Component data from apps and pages
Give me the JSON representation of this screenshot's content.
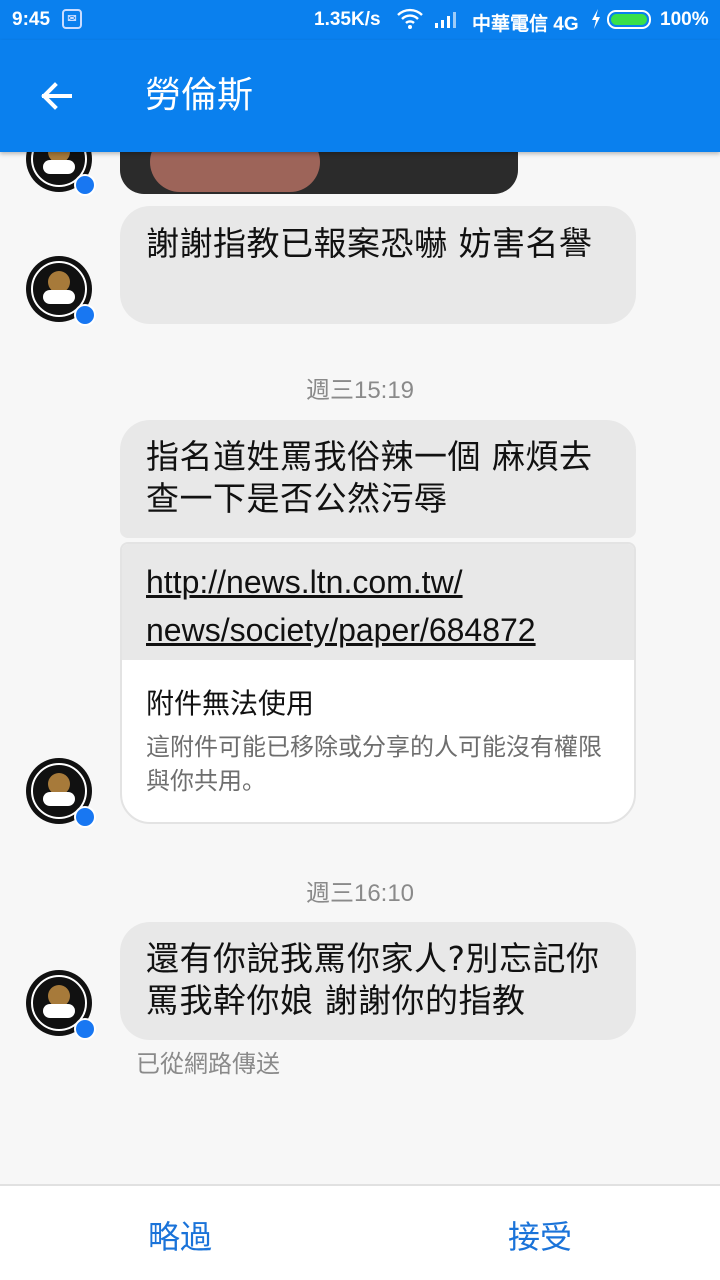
{
  "status_bar": {
    "time": "9:45",
    "speed": "1.35K/s",
    "carrier": "中華電信 4G",
    "battery": "100%",
    "battery_level": 1.0
  },
  "header": {
    "title": "勞倫斯"
  },
  "messages": [
    {
      "text": "謝謝指教已報案恐嚇 妨害名譽"
    },
    {
      "timestamp": "週三15:19"
    },
    {
      "text": "指名道姓罵我俗辣一個 麻煩去查一下是否公然污辱"
    },
    {
      "link": "http://news.ltn.com.tw/news/society/paper/684872",
      "link_line1": "http://news.ltn.com.tw/",
      "link_line2": "news/society/paper/684872",
      "attachment_title": "附件無法使用",
      "attachment_desc": "這附件可能已移除或分享的人可能沒有權限與你共用。"
    },
    {
      "timestamp": "週三16:10"
    },
    {
      "text": "還有你說我罵你家人?別忘記你罵我幹你娘 謝謝你的指教",
      "status": "已從網路傳送"
    }
  ],
  "actions": {
    "ignore": "略過",
    "accept": "接受"
  },
  "colors": {
    "primary": "#0a80ee",
    "bubble": "#e8e8e8",
    "action": "#1a73d9"
  }
}
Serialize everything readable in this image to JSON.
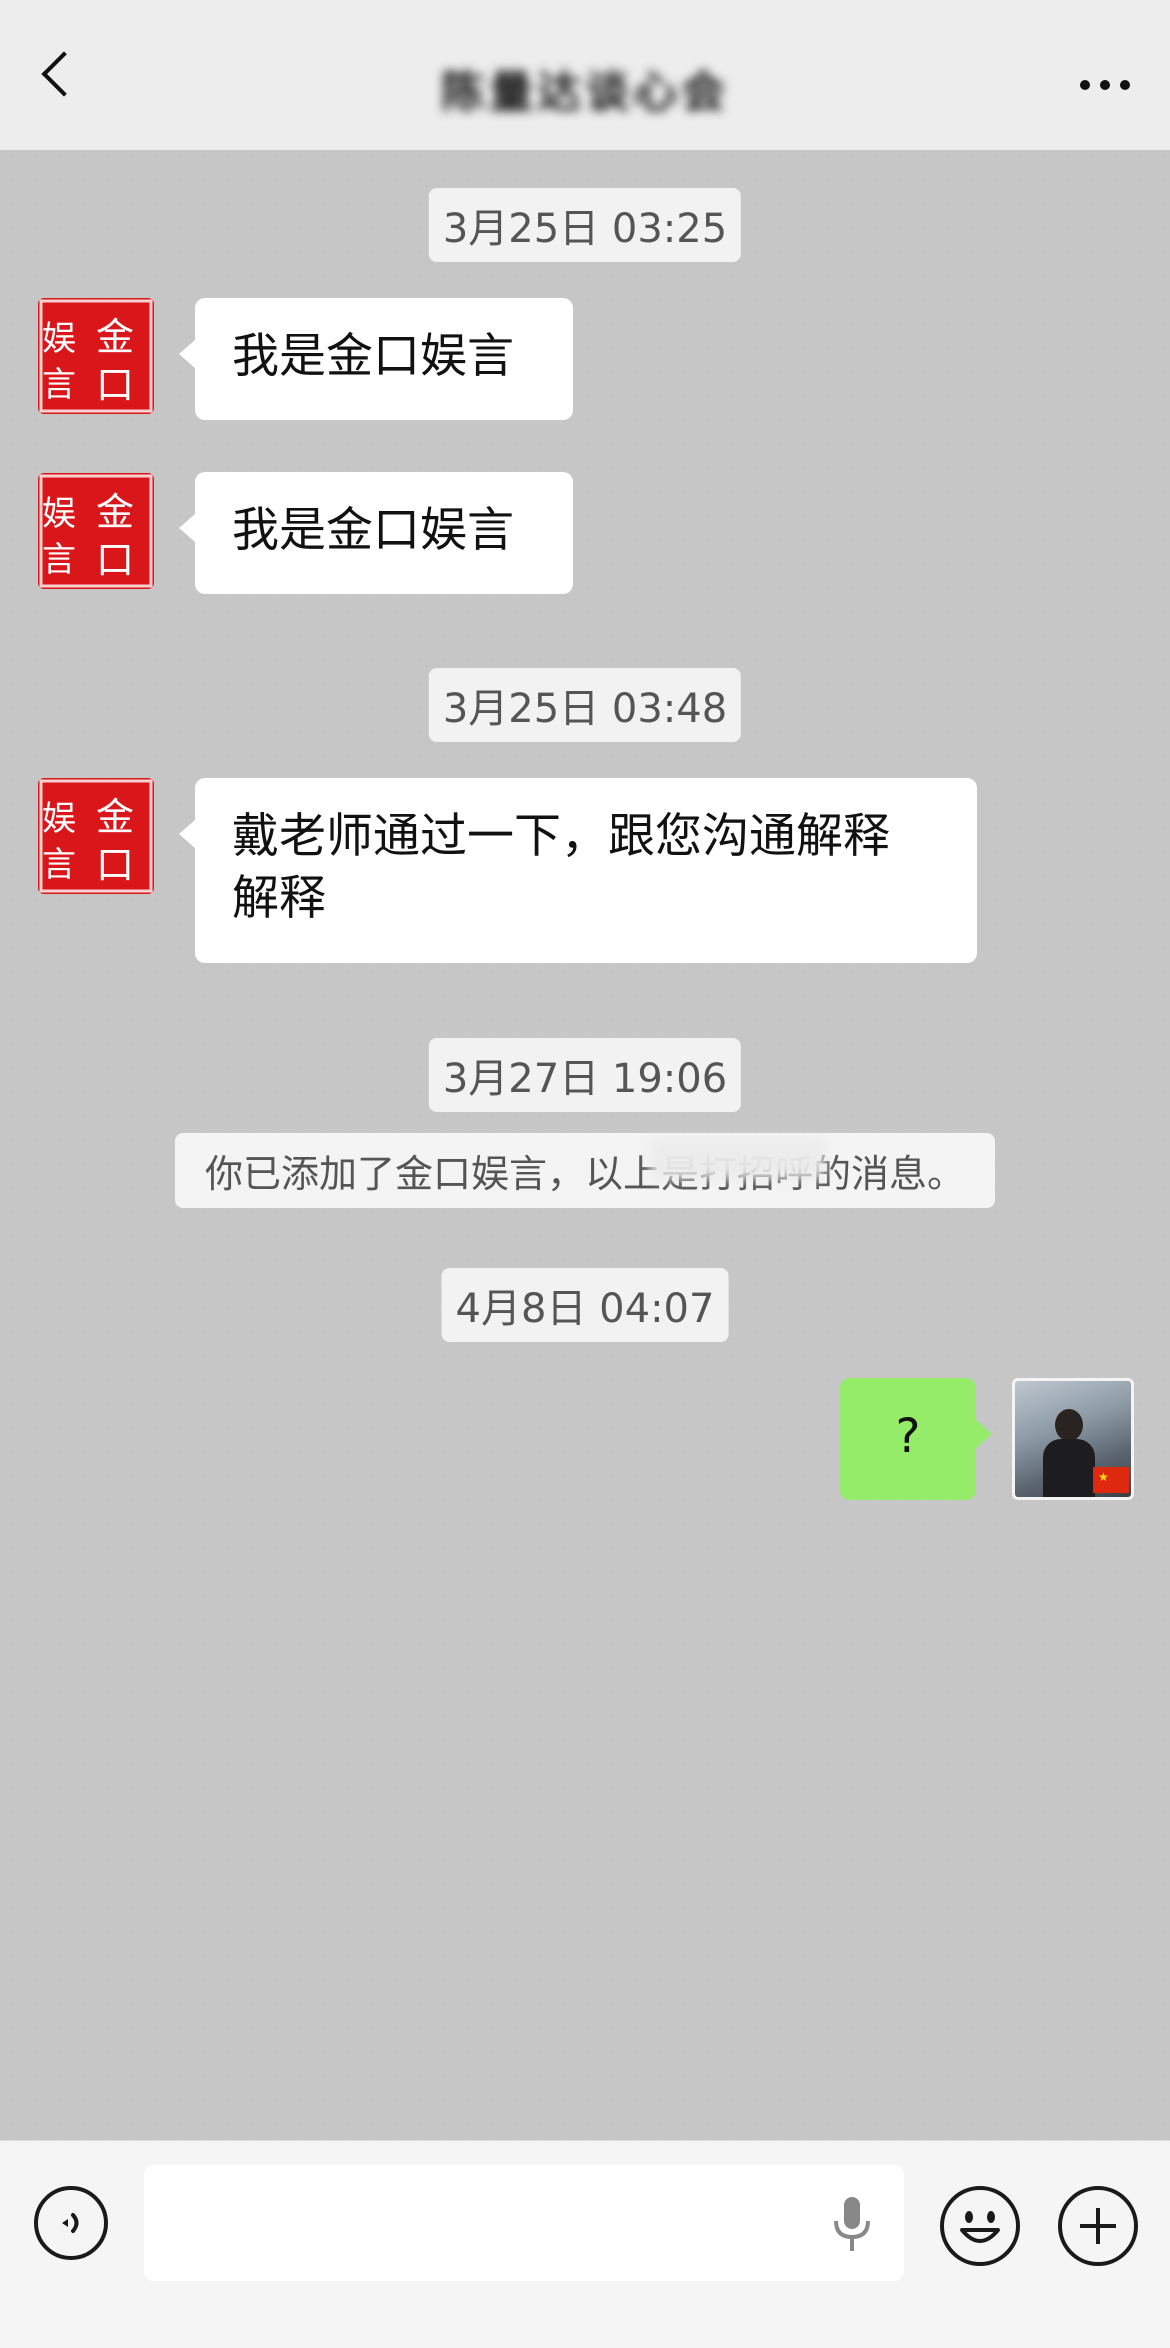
{
  "header": {
    "title": "陈量达谈心会",
    "back_icon": "chevron-left-icon",
    "more_icon": "more-horizontal-icon"
  },
  "messages": [
    {
      "type": "timestamp",
      "text": "3月25日 03:25"
    },
    {
      "type": "received",
      "sender_avatar": "seal-logo-avatar",
      "text": "我是金口娱言"
    },
    {
      "type": "received",
      "sender_avatar": "seal-logo-avatar",
      "text": "我是金口娱言"
    },
    {
      "type": "timestamp",
      "text": "3月25日 03:48"
    },
    {
      "type": "received",
      "sender_avatar": "seal-logo-avatar",
      "text_line1": "戴老师通过一下，跟您沟通解释",
      "text_line2": "解释"
    },
    {
      "type": "timestamp",
      "text": "3月27日 19:06"
    },
    {
      "type": "system",
      "text": "你已添加了金口娱言，以上是打招呼的消息。"
    },
    {
      "type": "timestamp",
      "text": "4月8日 04:07"
    },
    {
      "type": "sent",
      "sender_avatar": "user-photo-avatar",
      "text": "?"
    }
  ],
  "avatar_seal": {
    "chars_left": "娱言",
    "chars_right": "金口"
  },
  "input_bar": {
    "voice_icon": "voice-mode-icon",
    "mic_icon": "microphone-icon",
    "emoji_icon": "emoji-icon",
    "plus_icon": "plus-icon",
    "placeholder": ""
  },
  "colors": {
    "header_bg": "#ededed",
    "chat_bg": "#c6c6c6",
    "bubble_received": "#ffffff",
    "bubble_sent": "#95ec69",
    "seal_red": "#d9161a"
  }
}
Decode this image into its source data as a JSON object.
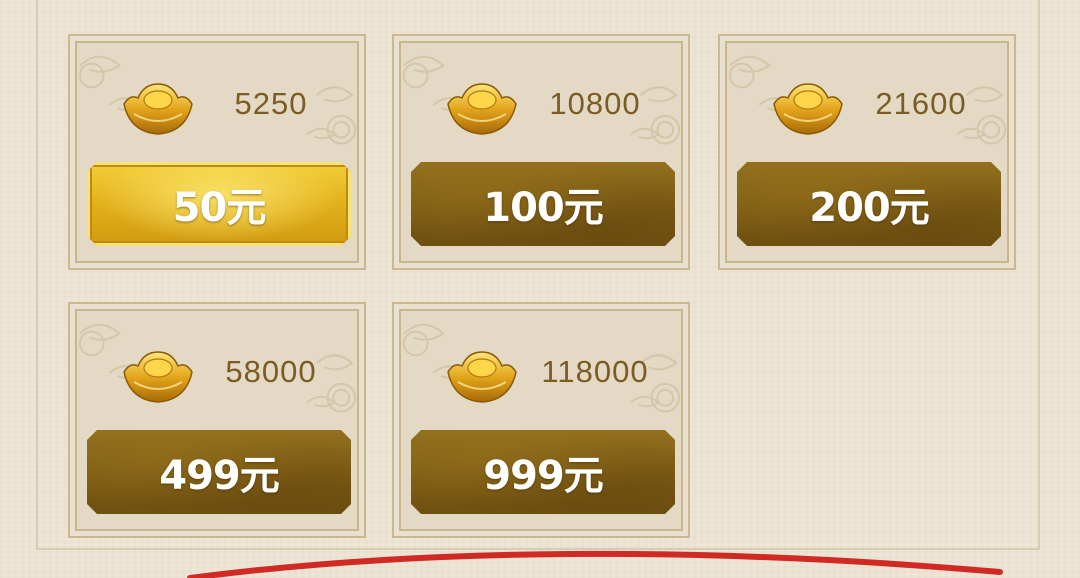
{
  "colors": {
    "background": "#ede5d5",
    "card_background": "#e3d9c4",
    "card_border": "#cbb88e",
    "amount_text": "#7a5c24",
    "price_button": "#7d5d14",
    "price_button_selected": "#e2b01c",
    "price_text": "#ffffff",
    "accent_red": "#d12a24"
  },
  "currency_icon": "gold-ingot-icon",
  "packages": [
    {
      "amount": "5250",
      "price": "50元",
      "selected": true
    },
    {
      "amount": "10800",
      "price": "100元",
      "selected": false
    },
    {
      "amount": "21600",
      "price": "200元",
      "selected": false
    },
    {
      "amount": "58000",
      "price": "499元",
      "selected": false
    },
    {
      "amount": "118000",
      "price": "999元",
      "selected": false
    }
  ]
}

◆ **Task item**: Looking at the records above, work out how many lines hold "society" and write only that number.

◆ **Answer to this task**: 2